Leprosy is a disease caused by the bacterium Mycobacterium leprae. This disease causes skin sores, nerve damage, and muscle weakness that gets worse over time.
Leprosy does not spread easily. It also takes a long time before symptoms appear, which makes it hard to know where or when someone caught the disease. Children are more likely than adults to get the disease.
Most people who come in contact with the bacteria don't develop the disease. This is because their immune system is able to fight off the bacteria. Experts believe that the bacteria spread when a person breathes in tiny airborne droplets released when someone with leprosy coughs or sneezes. The bacteria may also be passed through contact with the nasal fluids of a person with leprosy. Leprosy has two common forms: tuberculoid and lepromatous. Both forms produce sores on the skin. However, the lepromatous form is more severe. It causes large lumps and bumps (nodules).
Skin nodules are solid or cystic raised bumps in the skin that are wider than 1 centimeter (cm), but less than 2 cm.Read Article Now Book Mark Article
Leprosy is common in many countries worldwide including India, Brazil and Indonesia. It is also found in temperate, tropical, and subtropical climates. About 150 to 250 cases per year are diagnosed in the United States. Most new cases in the United States were in:
- New York
Drug-resistant Mycobacterium leprae and an increased numbers of cases worldwide have led to global concern for this disease.
- Skin lesions that are lighter than your normal skin color
- Lesions that have decreased sensation to touch, heat, or pain
- Lesions that do not heal after several weeks to months
- Muscle weakness
- Numbness or lack of feeling in the hands, arms, feet, and legs
Exams and Tests
Tests that are done include:
The lepromin skin test can be used to tell the two different forms of leprosy apart. This test is not used to diagnose the disease.
Lepromin skin test
The lepromin skin test is used to determine what type of leprosy a person has.Read Article Now Book Mark Article
Several antibiotics are used to kill the bacteria that cause the disease. These include:
More than one antibiotic is often given together, and usually for months.
Aspirin, prednisone, or thalidomide is used to control inflammation.
Diagnosing the disease early is important. Early treatment helps:
- Limit the damage
- Prevent a person from spreading the disease
- Reduce long-term complications
Health problems that may result from leprosy include:
- Muscle weakness
- Permanent nerve damage in the arms and legs
- Loss of sensation
People with long-term leprosy may lose the use of their hands or feet. This is due to repeated injury because they lack feeling in those areas.
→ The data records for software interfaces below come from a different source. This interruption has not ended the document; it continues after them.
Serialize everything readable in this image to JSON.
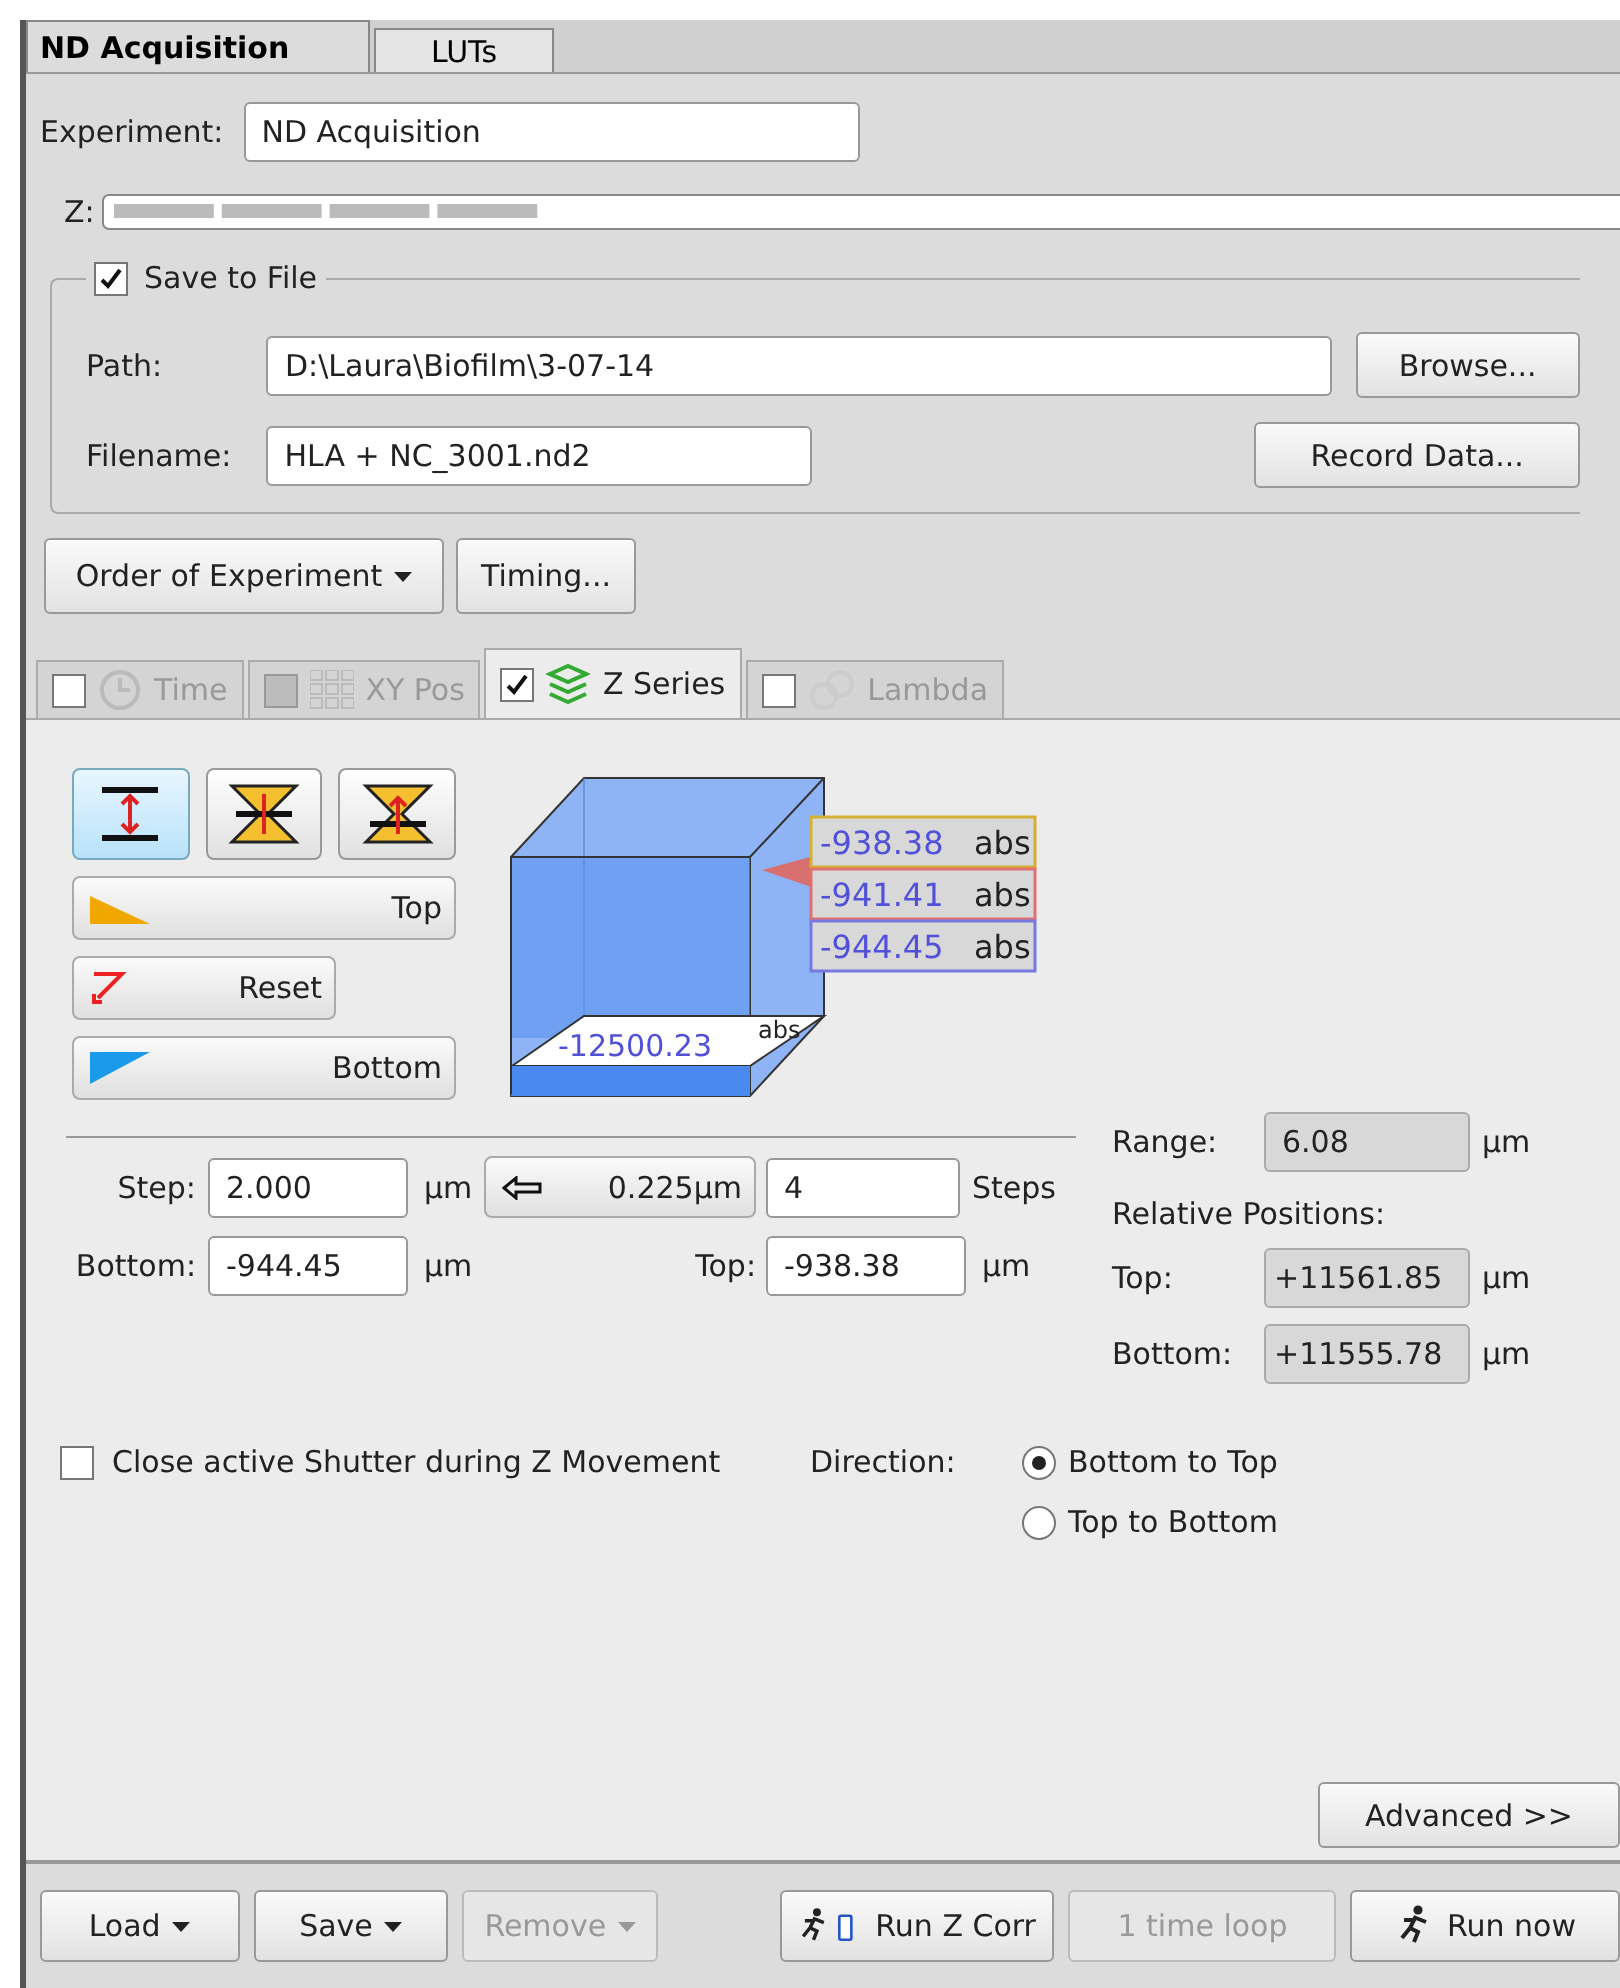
{
  "main_tabs": [
    {
      "label": "ND Acquisition",
      "selected": true
    },
    {
      "label": "LUTs",
      "selected": false
    }
  ],
  "experiment": {
    "label": "Experiment:",
    "value": "ND Acquisition"
  },
  "z_bar": {
    "label": "Z:"
  },
  "save_group": {
    "label": "Save to File",
    "checked": true,
    "path_label": "Path:",
    "path": "D:\\Laura\\Biofilm\\3-07-14",
    "browse": "Browse...",
    "filename_label": "Filename:",
    "filename": "HLA + NC_3001.nd2",
    "record": "Record Data..."
  },
  "order_button": "Order of Experiment",
  "timing_button": "Timing...",
  "sub_tabs": [
    {
      "kind": "time",
      "label": "Time",
      "checked": false,
      "disabled": false,
      "selected": false
    },
    {
      "kind": "xy",
      "label": "XY Pos",
      "checked": false,
      "disabled": true,
      "selected": false
    },
    {
      "kind": "z",
      "label": "Z Series",
      "checked": true,
      "disabled": false,
      "selected": true
    },
    {
      "kind": "lambda",
      "label": "Lambda",
      "checked": false,
      "disabled": false,
      "selected": false
    }
  ],
  "mode_buttons": [
    {
      "kind": "thickness",
      "selected": true
    },
    {
      "kind": "symmetric",
      "selected": false
    },
    {
      "kind": "asymmetric",
      "selected": false
    }
  ],
  "set_buttons": [
    {
      "kind": "top",
      "label": "Top"
    },
    {
      "kind": "reset",
      "label": "Reset"
    },
    {
      "kind": "bottom",
      "label": "Bottom"
    }
  ],
  "cube": {
    "positions": [
      {
        "value": "-938.38",
        "unit": "abs",
        "color": "#d4b030"
      },
      {
        "value": "-941.41",
        "unit": "abs",
        "color": "#e07070"
      },
      {
        "value": "-944.45",
        "unit": "abs",
        "color": "#7878e0"
      }
    ],
    "base_value": "-12500.23",
    "base_unit": "abs"
  },
  "step": {
    "label": "Step:",
    "value": "2.000",
    "unit": "µm",
    "calc_button": "0.225µm",
    "steps_value": "4",
    "steps_label": "Steps"
  },
  "bottom": {
    "label": "Bottom:",
    "value": "-944.45",
    "unit": "µm"
  },
  "top": {
    "label": "Top:",
    "value": "-938.38",
    "unit": "µm"
  },
  "range": {
    "label": "Range:",
    "value": "6.08",
    "unit": "µm"
  },
  "relative": {
    "title": "Relative Positions:",
    "rows": [
      {
        "label": "Top:",
        "value": "+11561.85",
        "unit": "µm"
      },
      {
        "label": "Bottom:",
        "value": "+11555.78",
        "unit": "µm"
      }
    ]
  },
  "shutter": {
    "label": "Close active Shutter during Z Movement",
    "checked": false
  },
  "direction": {
    "label": "Direction:",
    "options": [
      {
        "label": "Bottom to Top",
        "selected": true
      },
      {
        "label": "Top to Bottom",
        "selected": false
      }
    ]
  },
  "advanced_button": "Advanced >>",
  "footer_buttons": [
    {
      "kind": "dropdown",
      "label": "Load",
      "disabled": false
    },
    {
      "kind": "dropdown",
      "label": "Save",
      "disabled": false
    },
    {
      "kind": "dropdown",
      "label": "Remove",
      "disabled": true
    },
    {
      "kind": "zcorr",
      "label": "Run Z Corr",
      "disabled": false
    },
    {
      "kind": "plain",
      "label": "1 time loop",
      "disabled": true
    },
    {
      "kind": "run",
      "label": "Run now",
      "disabled": false
    }
  ]
}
When to Contact a Medical Professional
Contact your health care provider if you have symptoms of leprosy, especially if you have had contact with someone who has the disease. Cases of leprosy in the United States are reported to the Centers for Disease Control and Prevention.
People on long-term medicine become noninfectious. This means they do not transmit the organism that causes the disease.
Centers for Disease Control and Prevention website. Hansen's disease (leprosy). www.cdc.gov/leprosy/index.html. Updated March 31, 2022. Accessed May 25, 2022.
Centers for Disease Control and Prevention website. World Leprosy Day: bust the myths, learn the facts. www.cdc.gov/leprosy/world-leprosy-day/index.html. Updated January 29, 2021. Accessed December 10, 2021.
Dupnik K. Leprosy (Mycobacterium leprae). In: Bennett JE, Dolin R, Blaser MJ, eds. Mandell, Douglas, and Bennett's Principles and Practice of Infectious Diseases. 9th ed. Philadelphia, PA: Elsevier; 2020:chap 250.
Ernst JD. Leprosy (Hansen disease). In: Goldman L, Schafer AI, eds. Goldman-Cecil Medicine. 26th ed. Philadelphia, PA: Elsevier; 2020:chap 310.
Review Date: 9/1/2021
Reviewed By: Jatin M. Vyas, MD, PhD, Associate Professor in Medicine, Harvard Medical School; Associate in Medicine, Division of Infectious Disease, Department of Medicine, Massachusetts General Hospital, Boston, MA. Also reviewed by David Zieve, MD, MHA, Medical Director, Brenda Conaway, Editorial Director, and the A.D.A.M. Editorial team. Editorial update May 25, 2022.